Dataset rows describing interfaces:

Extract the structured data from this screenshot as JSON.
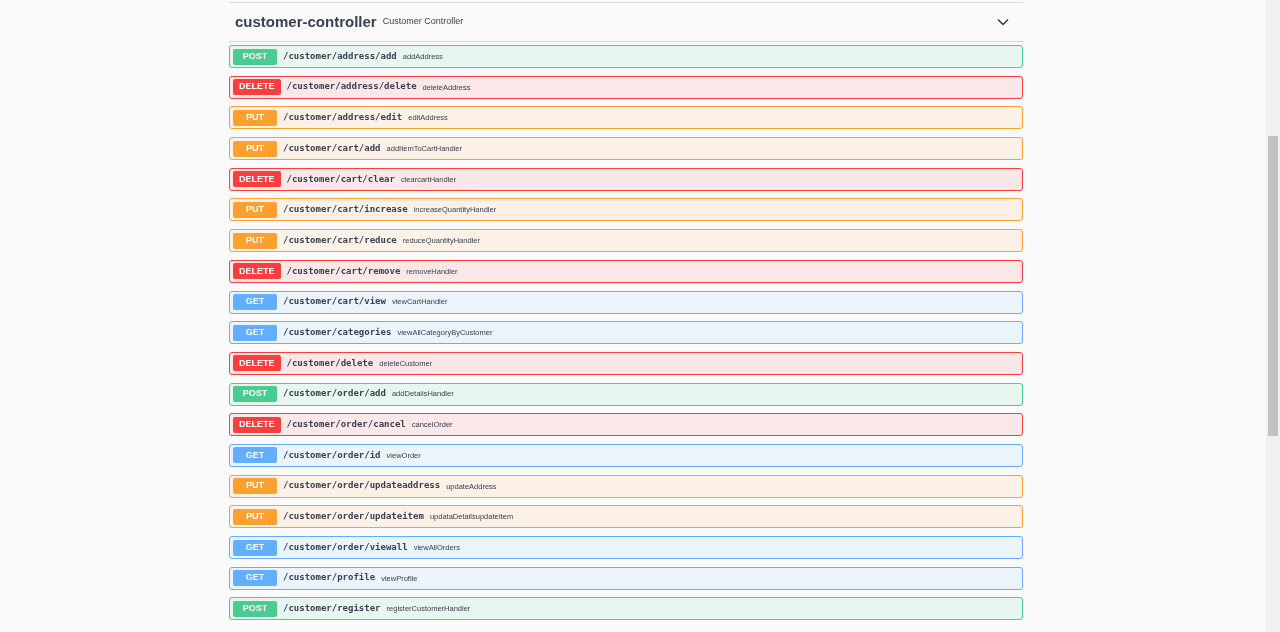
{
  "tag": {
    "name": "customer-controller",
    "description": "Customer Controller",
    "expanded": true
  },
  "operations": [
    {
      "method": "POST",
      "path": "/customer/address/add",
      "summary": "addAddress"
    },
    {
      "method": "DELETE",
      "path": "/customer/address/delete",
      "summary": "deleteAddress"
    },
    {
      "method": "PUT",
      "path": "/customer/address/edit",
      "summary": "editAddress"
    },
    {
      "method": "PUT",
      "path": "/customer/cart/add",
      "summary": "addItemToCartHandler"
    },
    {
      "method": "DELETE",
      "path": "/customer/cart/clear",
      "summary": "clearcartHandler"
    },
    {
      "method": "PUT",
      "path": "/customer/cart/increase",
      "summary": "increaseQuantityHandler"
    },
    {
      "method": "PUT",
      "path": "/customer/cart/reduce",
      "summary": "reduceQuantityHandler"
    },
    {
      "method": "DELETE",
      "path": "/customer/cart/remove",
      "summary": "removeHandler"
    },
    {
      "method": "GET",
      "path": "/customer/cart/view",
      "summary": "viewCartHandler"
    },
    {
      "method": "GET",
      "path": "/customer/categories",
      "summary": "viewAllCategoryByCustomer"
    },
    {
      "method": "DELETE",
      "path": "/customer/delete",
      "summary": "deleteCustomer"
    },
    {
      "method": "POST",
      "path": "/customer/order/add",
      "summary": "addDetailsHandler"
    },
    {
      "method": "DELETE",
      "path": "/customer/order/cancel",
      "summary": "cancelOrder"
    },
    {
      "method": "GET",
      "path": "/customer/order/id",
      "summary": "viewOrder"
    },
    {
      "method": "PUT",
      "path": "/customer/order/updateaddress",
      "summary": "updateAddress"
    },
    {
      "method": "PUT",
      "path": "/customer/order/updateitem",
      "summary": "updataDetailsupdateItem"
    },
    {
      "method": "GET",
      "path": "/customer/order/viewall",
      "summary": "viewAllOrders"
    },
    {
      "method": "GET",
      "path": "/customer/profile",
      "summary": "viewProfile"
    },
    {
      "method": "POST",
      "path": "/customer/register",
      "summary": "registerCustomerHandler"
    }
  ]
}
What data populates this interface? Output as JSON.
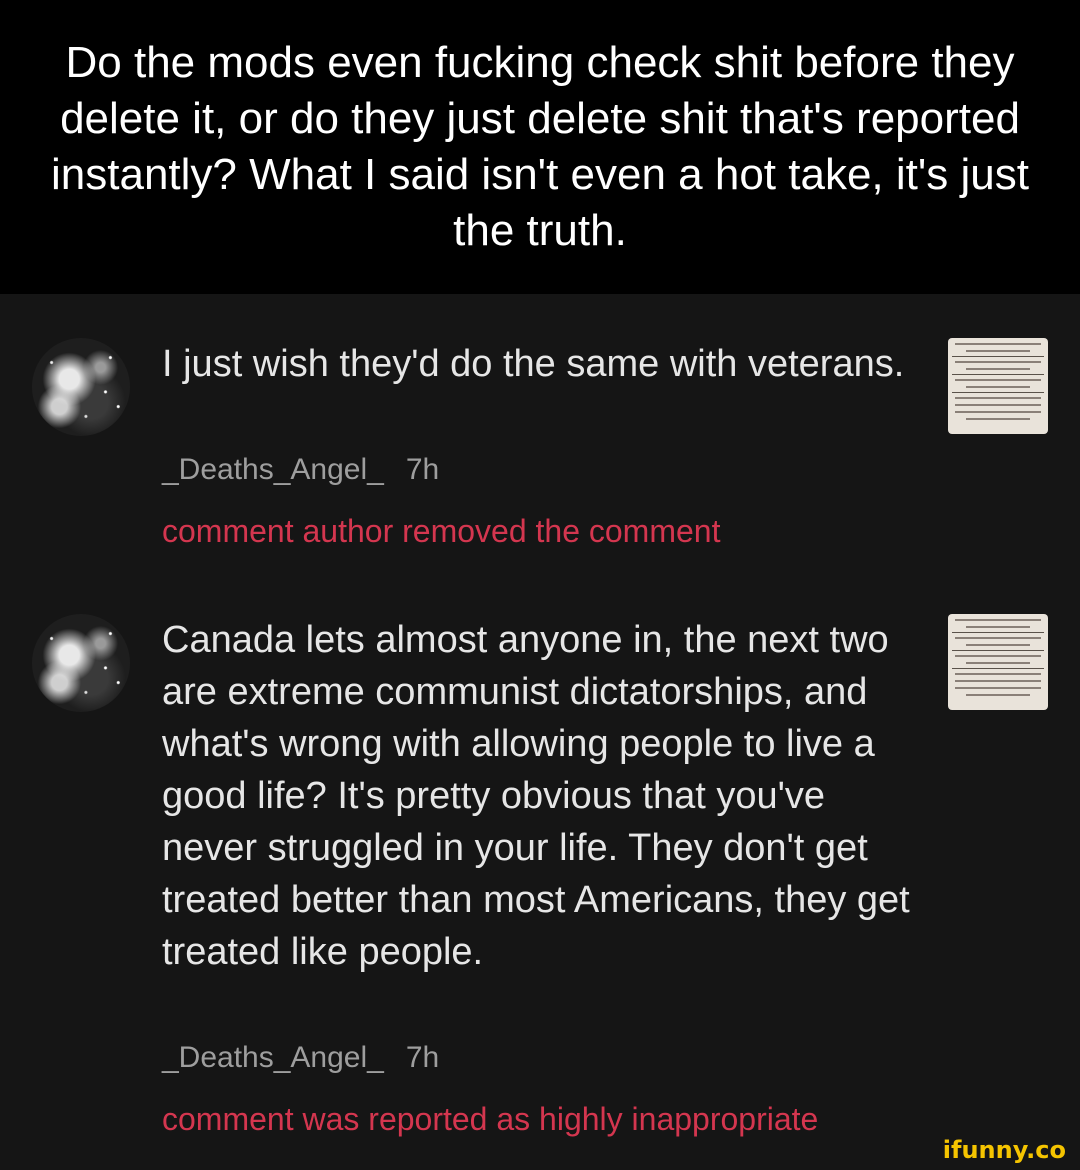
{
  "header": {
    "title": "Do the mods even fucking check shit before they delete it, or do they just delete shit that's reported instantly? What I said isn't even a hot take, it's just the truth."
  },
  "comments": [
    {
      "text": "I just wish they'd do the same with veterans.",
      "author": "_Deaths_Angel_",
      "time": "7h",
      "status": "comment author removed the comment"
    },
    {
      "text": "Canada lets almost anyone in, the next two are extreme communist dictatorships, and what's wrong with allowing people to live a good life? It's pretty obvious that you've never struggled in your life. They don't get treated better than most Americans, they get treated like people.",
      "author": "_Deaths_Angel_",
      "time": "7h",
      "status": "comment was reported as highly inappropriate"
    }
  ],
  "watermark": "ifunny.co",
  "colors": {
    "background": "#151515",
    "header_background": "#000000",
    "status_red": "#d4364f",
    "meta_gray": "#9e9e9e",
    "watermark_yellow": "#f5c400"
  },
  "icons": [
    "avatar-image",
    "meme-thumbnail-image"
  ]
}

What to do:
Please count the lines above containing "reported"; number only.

Task response:
2